•The last two wines are both represented by Liquid Art Fine Wines. The Tenuta Sette Ponti ‘Crognolo’ IGT 2006 is a Sangiovese Merlot blend from Toscana. At around 40 dollars a bottle, it merited a 92 pt score by Wine Spectator (08/31/08). Full bodied, concentrated, tannic, warm, with cherry and earthy aromas and flavors, this is a delicious, powerful wine.

I closed the night with the Domaine de Cristia Chateauneuf-du-Pape AC, 2006. I knew it would be my last tasting of the night. The lights had already flickered off a couple of times and the Liquid Art reps were already putting their gear away. I could not but ask for a second pouring, being late and feeling like I deserved a break. I savored every drop of the Cristia. Elated and in awe, I only jotted down

depth suavidad elegance long red fruit rocks beautiful alcohol integration A

Enough said.

Hasta la proxima.

Dessimis Pinot Grigio: Not Business as Usual

June 9, 2009

A sixty-one dollar bottle is not everyone’s idea of a Pinot Grigio to cool down these late spring warm Dessimis-PinotGrigio
afternoons. Not mine, that’s for sure. In fact, this wine was offered to me at a blind tasting, and my first reaction was “E-W! cheap oaky chard”. It was oaky indeed, very much so. Very thick, almost syrupy, by Italian Pinot Grigio standards. The more I drank however, the more I was attracted to this deep colored broth (again, by Grigio standards). Deep lemon, almost gold, with tremendous legs, witness to a whopping 14% alcohol, high level not just by Grigio standards. On the nose, the oaky whiff overwhelmed everything at first impression. Then, suddenly, a high note of fruit -ripe peach- hit a spot on my nose and stood there, hanging, unwavering, until a bit of tropical fruit took over. The body was foreseeable full, and more tropical fruit appeared, together with lemony touches. The finish was long, very long, even compared to other white grape varieties that normally outplay Pinot Grigio on this quality. Should I say that it greatly improved after an hour or so? Should you get together with two or three others and buy a bottle, just for the sake of it? (meaning, wine). Most definitely. Those pesky Italians know well what they’re doing. Cheers.

Product: Dessimis

Variety: Pinot Grigio

Vintage: 2006

Winery: Vie di Romans

Origin: Friuli Isonzo DOC, Italy

Alcohol: 14.0%

Price: 60.99 (Everything Wine

Bocca di Lupo, massive Aglianico

May 31, 2009

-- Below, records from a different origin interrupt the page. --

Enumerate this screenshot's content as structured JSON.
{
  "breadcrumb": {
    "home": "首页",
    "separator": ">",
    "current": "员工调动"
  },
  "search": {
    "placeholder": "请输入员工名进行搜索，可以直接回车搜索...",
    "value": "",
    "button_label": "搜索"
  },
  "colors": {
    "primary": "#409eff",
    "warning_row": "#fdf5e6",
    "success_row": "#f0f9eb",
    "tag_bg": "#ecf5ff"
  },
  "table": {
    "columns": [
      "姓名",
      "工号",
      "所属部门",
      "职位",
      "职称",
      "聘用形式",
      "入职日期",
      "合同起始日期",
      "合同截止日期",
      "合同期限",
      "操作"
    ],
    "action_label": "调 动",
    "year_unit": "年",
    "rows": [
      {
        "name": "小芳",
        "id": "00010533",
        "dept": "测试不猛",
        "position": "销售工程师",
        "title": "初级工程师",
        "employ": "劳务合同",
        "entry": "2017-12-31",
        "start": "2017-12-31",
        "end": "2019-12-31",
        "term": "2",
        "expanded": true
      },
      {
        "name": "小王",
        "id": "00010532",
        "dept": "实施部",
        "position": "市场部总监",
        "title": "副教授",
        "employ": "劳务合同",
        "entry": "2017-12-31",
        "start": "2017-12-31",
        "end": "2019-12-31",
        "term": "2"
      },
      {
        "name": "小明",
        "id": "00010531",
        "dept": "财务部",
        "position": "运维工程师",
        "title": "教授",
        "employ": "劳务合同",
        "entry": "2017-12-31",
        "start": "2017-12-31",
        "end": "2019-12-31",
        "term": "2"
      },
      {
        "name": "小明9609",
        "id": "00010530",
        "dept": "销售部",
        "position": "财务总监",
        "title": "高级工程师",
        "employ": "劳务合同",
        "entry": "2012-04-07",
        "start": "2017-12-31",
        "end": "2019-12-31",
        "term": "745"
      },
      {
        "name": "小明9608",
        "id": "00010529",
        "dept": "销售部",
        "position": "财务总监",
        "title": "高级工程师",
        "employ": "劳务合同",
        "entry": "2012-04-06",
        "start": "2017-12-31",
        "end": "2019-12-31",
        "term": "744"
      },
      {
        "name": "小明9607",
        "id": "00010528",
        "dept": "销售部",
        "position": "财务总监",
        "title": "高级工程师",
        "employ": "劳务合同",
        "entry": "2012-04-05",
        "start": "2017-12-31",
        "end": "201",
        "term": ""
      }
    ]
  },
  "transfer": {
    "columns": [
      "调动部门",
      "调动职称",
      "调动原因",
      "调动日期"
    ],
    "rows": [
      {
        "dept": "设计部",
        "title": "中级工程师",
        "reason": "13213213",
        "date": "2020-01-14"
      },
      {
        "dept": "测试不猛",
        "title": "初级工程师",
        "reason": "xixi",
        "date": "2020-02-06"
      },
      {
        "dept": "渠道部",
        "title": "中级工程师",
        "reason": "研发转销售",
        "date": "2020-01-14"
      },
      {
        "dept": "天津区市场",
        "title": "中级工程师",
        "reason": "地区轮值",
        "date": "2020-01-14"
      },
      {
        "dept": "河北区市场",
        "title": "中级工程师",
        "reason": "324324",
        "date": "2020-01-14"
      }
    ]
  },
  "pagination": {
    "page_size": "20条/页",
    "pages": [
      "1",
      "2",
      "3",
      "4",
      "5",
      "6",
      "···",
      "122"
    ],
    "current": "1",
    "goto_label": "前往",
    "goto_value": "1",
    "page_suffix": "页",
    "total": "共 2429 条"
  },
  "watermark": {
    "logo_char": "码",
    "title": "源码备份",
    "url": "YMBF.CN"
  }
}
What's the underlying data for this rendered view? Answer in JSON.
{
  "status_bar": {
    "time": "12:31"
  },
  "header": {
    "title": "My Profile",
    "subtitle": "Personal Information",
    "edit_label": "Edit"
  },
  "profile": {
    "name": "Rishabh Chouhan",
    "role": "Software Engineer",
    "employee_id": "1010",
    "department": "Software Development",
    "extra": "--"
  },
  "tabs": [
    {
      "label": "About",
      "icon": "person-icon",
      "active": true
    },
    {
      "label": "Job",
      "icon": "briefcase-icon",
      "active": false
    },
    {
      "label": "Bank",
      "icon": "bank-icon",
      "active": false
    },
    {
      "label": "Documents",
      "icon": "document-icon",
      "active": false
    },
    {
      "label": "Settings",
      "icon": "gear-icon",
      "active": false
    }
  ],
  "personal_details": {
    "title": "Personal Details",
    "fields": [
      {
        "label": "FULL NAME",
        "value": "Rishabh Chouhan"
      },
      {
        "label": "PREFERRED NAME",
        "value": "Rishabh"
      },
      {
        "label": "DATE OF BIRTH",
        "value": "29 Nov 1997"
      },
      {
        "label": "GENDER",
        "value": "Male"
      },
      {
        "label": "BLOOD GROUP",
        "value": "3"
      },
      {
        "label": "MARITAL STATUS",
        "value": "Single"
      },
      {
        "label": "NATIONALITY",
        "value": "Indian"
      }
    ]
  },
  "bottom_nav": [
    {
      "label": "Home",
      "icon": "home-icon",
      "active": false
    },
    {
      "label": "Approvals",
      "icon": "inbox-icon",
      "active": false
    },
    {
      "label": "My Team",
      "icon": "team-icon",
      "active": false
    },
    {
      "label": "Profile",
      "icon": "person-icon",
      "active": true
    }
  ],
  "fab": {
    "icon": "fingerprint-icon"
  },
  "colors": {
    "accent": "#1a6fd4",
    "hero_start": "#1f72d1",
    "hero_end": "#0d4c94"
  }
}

Bocca di Lupo is Italian for wolf’s mouth. Which seems appropiate when applied to this ninety per cent bocca di lupoAglianico – ten percent Cabernet Sauvignon blend from Castel del Monte in Pulia, Southern Italy. This wine is a statement of power that doesn’t exclude finesse. Aromas of dry blue berries and oak notes followed by a manly body, full, substantious and non-apologetic. Plenty of rounded tannins lead to a very satisfying finish. I don’t know if a wolf’s mouth tastes and smells like this, but if it does you will see me kissing wolves in the mouth for some time.

Product: Bocca di Lupo

Variety: Aglianico del Vulture

Vintage: 2003

Winery: Tormaresca

Origin: Castel del Monte, Italy

Alcohol: 13.5%

Price: 44.99 (www.everythingwine.ca)

Il Bruciato, a Red Blend by Antinori

May 21, 2009

Il Bruciato is an italian expression for “the burned one”, which probably refers to its outstanding aromas of toasted oak barrel. A powerful blend of Cabernet, Merlot and Syrah by famous Italian winery Antinori. This Bolgheri DOC wine brings a inca-whitetremendous nose with barnyard, almost poopy character, dark red fruit in compote, dancing over a framework of old furniture notes. The medium-plus body reveals high acidity which is balanced by an impressive array of flavors in which black berry predominates. The tannins are a bit rough but they don’t negate the overall satisfaction this broth can deliver. The finish is long, with tones of dark berries and a brushstroke of vegetal. Il Bruciato is one of those wines not to be missed.

Product: Il Bruciato

Variety: Cabernet, Merlot, Syrah

Vintage: 2006

Winery: Antinory

Origin: Bolgheri, Italy

Alcohol: 14.0%

Price: 34.99 (Everything Wine)